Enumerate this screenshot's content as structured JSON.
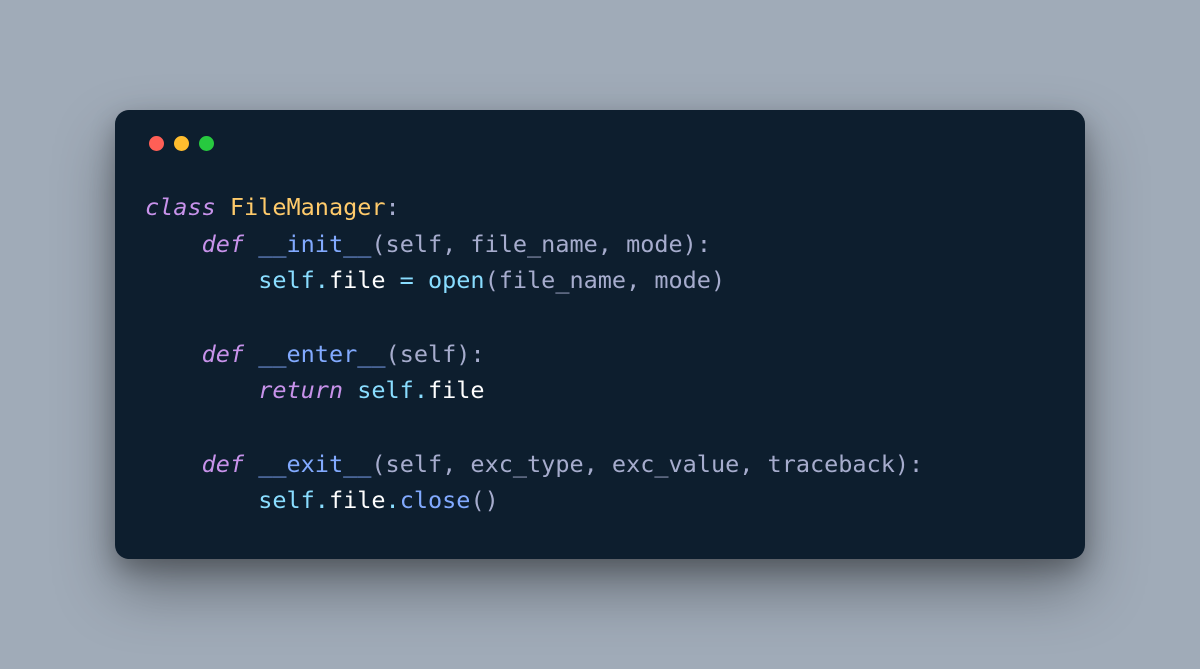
{
  "colors": {
    "background": "#a0abb8",
    "window_bg": "#0d1e2e",
    "dot_red": "#ff5f56",
    "dot_yellow": "#ffbd2e",
    "dot_green": "#27c93f"
  },
  "code": {
    "l1_kw": "class",
    "l1_name": "FileManager",
    "l1_colon": ":",
    "l2_indent": "    ",
    "l2_kw": "def",
    "l2_fn": "__init__",
    "l2_paren_open": "(",
    "l2_params": "self, file_name, mode",
    "l2_paren_close_colon": "):",
    "l3_indent": "        ",
    "l3_self": "self",
    "l3_dot": ".",
    "l3_attr": "file",
    "l3_eq": " = ",
    "l3_open": "open",
    "l3_args_open": "(",
    "l3_args": "file_name, mode",
    "l3_args_close": ")",
    "l5_indent": "    ",
    "l5_kw": "def",
    "l5_fn": "__enter__",
    "l5_params": "self",
    "l6_indent": "        ",
    "l6_kw": "return",
    "l6_self": "self",
    "l6_dot": ".",
    "l6_attr": "file",
    "l8_indent": "    ",
    "l8_kw": "def",
    "l8_fn": "__exit__",
    "l8_params": "self, exc_type, exc_value, traceback",
    "l9_indent": "        ",
    "l9_self": "self",
    "l9_dot1": ".",
    "l9_attr1": "file",
    "l9_dot2": ".",
    "l9_method": "close",
    "l9_parens": "()"
  }
}
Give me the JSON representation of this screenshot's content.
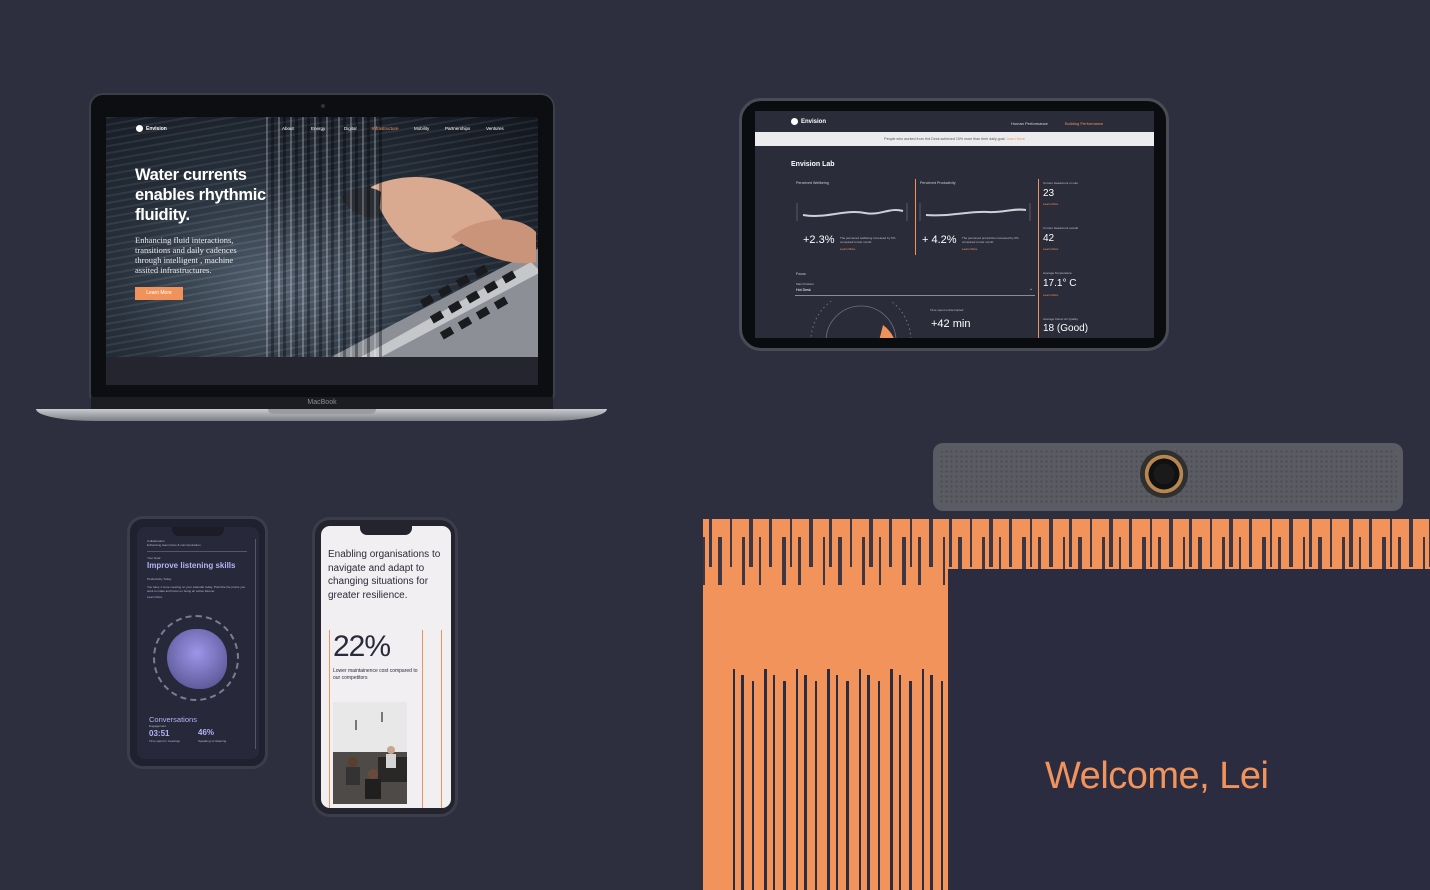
{
  "laptop": {
    "brand_label": "MacBook",
    "nav": {
      "logo": "Envision",
      "items": [
        "About",
        "Energy",
        "Digital",
        "Infrastructure",
        "Mobility",
        "Partnerships",
        "Ventures"
      ],
      "active": "Infrastructure"
    },
    "hero": {
      "title": "Water currents enables rhythmic fluidity.",
      "subtitle": "Enhancing fluid interactions, transitions and daily cadences through intelligent , machine assited infrastructures.",
      "button": "Learn More"
    }
  },
  "tablet": {
    "logo": "Envision",
    "tabs": [
      "Human Performance",
      "Building Performance"
    ],
    "active_tab": "Building Performance",
    "banner_text": "People who worked from Hot Desk achieved 15% more than their daily goal.",
    "banner_link": "Learn More",
    "title": "Envision Lab",
    "wellbeing": {
      "label": "Perceived Wellbeing",
      "value": "+2.3%",
      "note": "The perceived wellbeing increased by 5% compared to last month.",
      "link": "Learn More"
    },
    "productivity": {
      "label": "Perceived Productivity",
      "value": "+ 4.2%",
      "note": "The perceived productive increased by 6% compared to last month.",
      "link": "Learn More"
    },
    "focus": {
      "label": "Focus",
      "sub_label": "Main Position",
      "location": "Hot Desk"
    },
    "time_uninterrupted": {
      "label": "Time spent uninterrupted",
      "value": "+42 min"
    },
    "stats": [
      {
        "label": "Current Headcount on site",
        "value": "23",
        "link": "Learn More"
      },
      {
        "label": "Current Headcount overall",
        "value": "42",
        "link": "Learn More"
      },
      {
        "label": "Average Temperature",
        "value": "17.1° C",
        "link": "Learn More"
      },
      {
        "label": "Average Indoor Air Quality",
        "value": "18 (Good)"
      }
    ]
  },
  "phone_collab": {
    "header": "Collaboration",
    "header_sub": "Enhancing team focus & communication",
    "kicker": "Your Goal",
    "title": "Improve listening skills",
    "sub": "Productivity Today",
    "body": "You have 1 more meeting on your calendar today. Prioritize the points you want to make and focus on being an active listener.",
    "link": "Learn More",
    "conversations": "Conversations",
    "engagement": "Engagement",
    "time": "03:51",
    "time_label": "Time spent in meetings",
    "percent": "46%",
    "percent_label": "Speaking vs listening"
  },
  "phone_resilience": {
    "headline": "Enabling organisations to navigate and adapt to changing situations for greater resilience.",
    "stat": "22%",
    "stat_caption": "Lower maintainence cost compared to our competitors"
  },
  "display": {
    "welcome": "Welcome, Lei"
  },
  "colors": {
    "background": "#2e2f3e",
    "accent": "#f0935a",
    "lavender": "#b6b3f5"
  }
}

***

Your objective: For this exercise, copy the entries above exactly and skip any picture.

Expected output:
Enumerate this screenshot's content as structured JSON.
{
  "colors": {
    "background": "#a0abb8",
    "window_bg": "#0d1e2e",
    "dot_red": "#ff5f56",
    "dot_yellow": "#ffbd2e",
    "dot_green": "#27c93f"
  },
  "code": {
    "l1_kw": "class",
    "l1_name": "FileManager",
    "l1_colon": ":",
    "l2_indent": "    ",
    "l2_kw": "def",
    "l2_fn": "__init__",
    "l2_paren_open": "(",
    "l2_params": "self, file_name, mode",
    "l2_paren_close_colon": "):",
    "l3_indent": "        ",
    "l3_self": "self",
    "l3_dot": ".",
    "l3_attr": "file",
    "l3_eq": " = ",
    "l3_open": "open",
    "l3_args_open": "(",
    "l3_args": "file_name, mode",
    "l3_args_close": ")",
    "l5_indent": "    ",
    "l5_kw": "def",
    "l5_fn": "__enter__",
    "l5_params": "self",
    "l6_indent": "        ",
    "l6_kw": "return",
    "l6_self": "self",
    "l6_dot": ".",
    "l6_attr": "file",
    "l8_indent": "    ",
    "l8_kw": "def",
    "l8_fn": "__exit__",
    "l8_params": "self, exc_type, exc_value, traceback",
    "l9_indent": "        ",
    "l9_self": "self",
    "l9_dot1": ".",
    "l9_attr1": "file",
    "l9_dot2": ".",
    "l9_method": "close",
    "l9_parens": "()"
  }
}
Give me the JSON representation of this screenshot's content.
{
  "laptop": {
    "brand_label": "MacBook",
    "nav": {
      "logo": "Envision",
      "items": [
        "About",
        "Energy",
        "Digital",
        "Infrastructure",
        "Mobility",
        "Partnerships",
        "Ventures"
      ],
      "active": "Infrastructure"
    },
    "hero": {
      "title": "Water currents enables rhythmic fluidity.",
      "subtitle": "Enhancing fluid interactions, transitions and daily cadences through intelligent , machine assited infrastructures.",
      "button": "Learn More"
    }
  },
  "tablet": {
    "logo": "Envision",
    "tabs": [
      "Human Performance",
      "Building Performance"
    ],
    "active_tab": "Building Performance",
    "banner_text": "People who worked from Hot Desk achieved 15% more than their daily goal.",
    "banner_link": "Learn More",
    "title": "Envision Lab",
    "wellbeing": {
      "label": "Perceived Wellbeing",
      "value": "+2.3%",
      "note": "The perceived wellbeing increased by 5% compared to last month.",
      "link": "Learn More"
    },
    "productivity": {
      "label": "Perceived Productivity",
      "value": "+ 4.2%",
      "note": "The perceived productive increased by 6% compared to last month.",
      "link": "Learn More"
    },
    "focus": {
      "label": "Focus",
      "sub_label": "Main Position",
      "location": "Hot Desk"
    },
    "time_uninterrupted": {
      "label": "Time spent uninterrupted",
      "value": "+42 min"
    },
    "stats": [
      {
        "label": "Current Headcount on site",
        "value": "23",
        "link": "Learn More"
      },
      {
        "label": "Current Headcount overall",
        "value": "42",
        "link": "Learn More"
      },
      {
        "label": "Average Temperature",
        "value": "17.1° C",
        "link": "Learn More"
      },
      {
        "label": "Average Indoor Air Quality",
        "value": "18 (Good)"
      }
    ]
  },
  "phone_collab": {
    "header": "Collaboration",
    "header_sub": "Enhancing team focus & communication",
    "kicker": "Your Goal",
    "title": "Improve listening skills",
    "sub": "Productivity Today",
    "body": "You have 1 more meeting on your calendar today. Prioritize the points you want to make and focus on being an active listener.",
    "link": "Learn More",
    "conversations": "Conversations",
    "engagement": "Engagement",
    "time": "03:51",
    "time_label": "Time spent in meetings",
    "percent": "46%",
    "percent_label": "Speaking vs listening"
  },
  "phone_resilience": {
    "headline": "Enabling organisations to navigate and adapt to changing situations for greater resilience.",
    "stat": "22%",
    "stat_caption": "Lower maintainence cost compared to our competitors"
  },
  "display": {
    "welcome": "Welcome, Lei"
  },
  "colors": {
    "background": "#2e2f3e",
    "accent": "#f0935a",
    "lavender": "#b6b3f5"
  }
}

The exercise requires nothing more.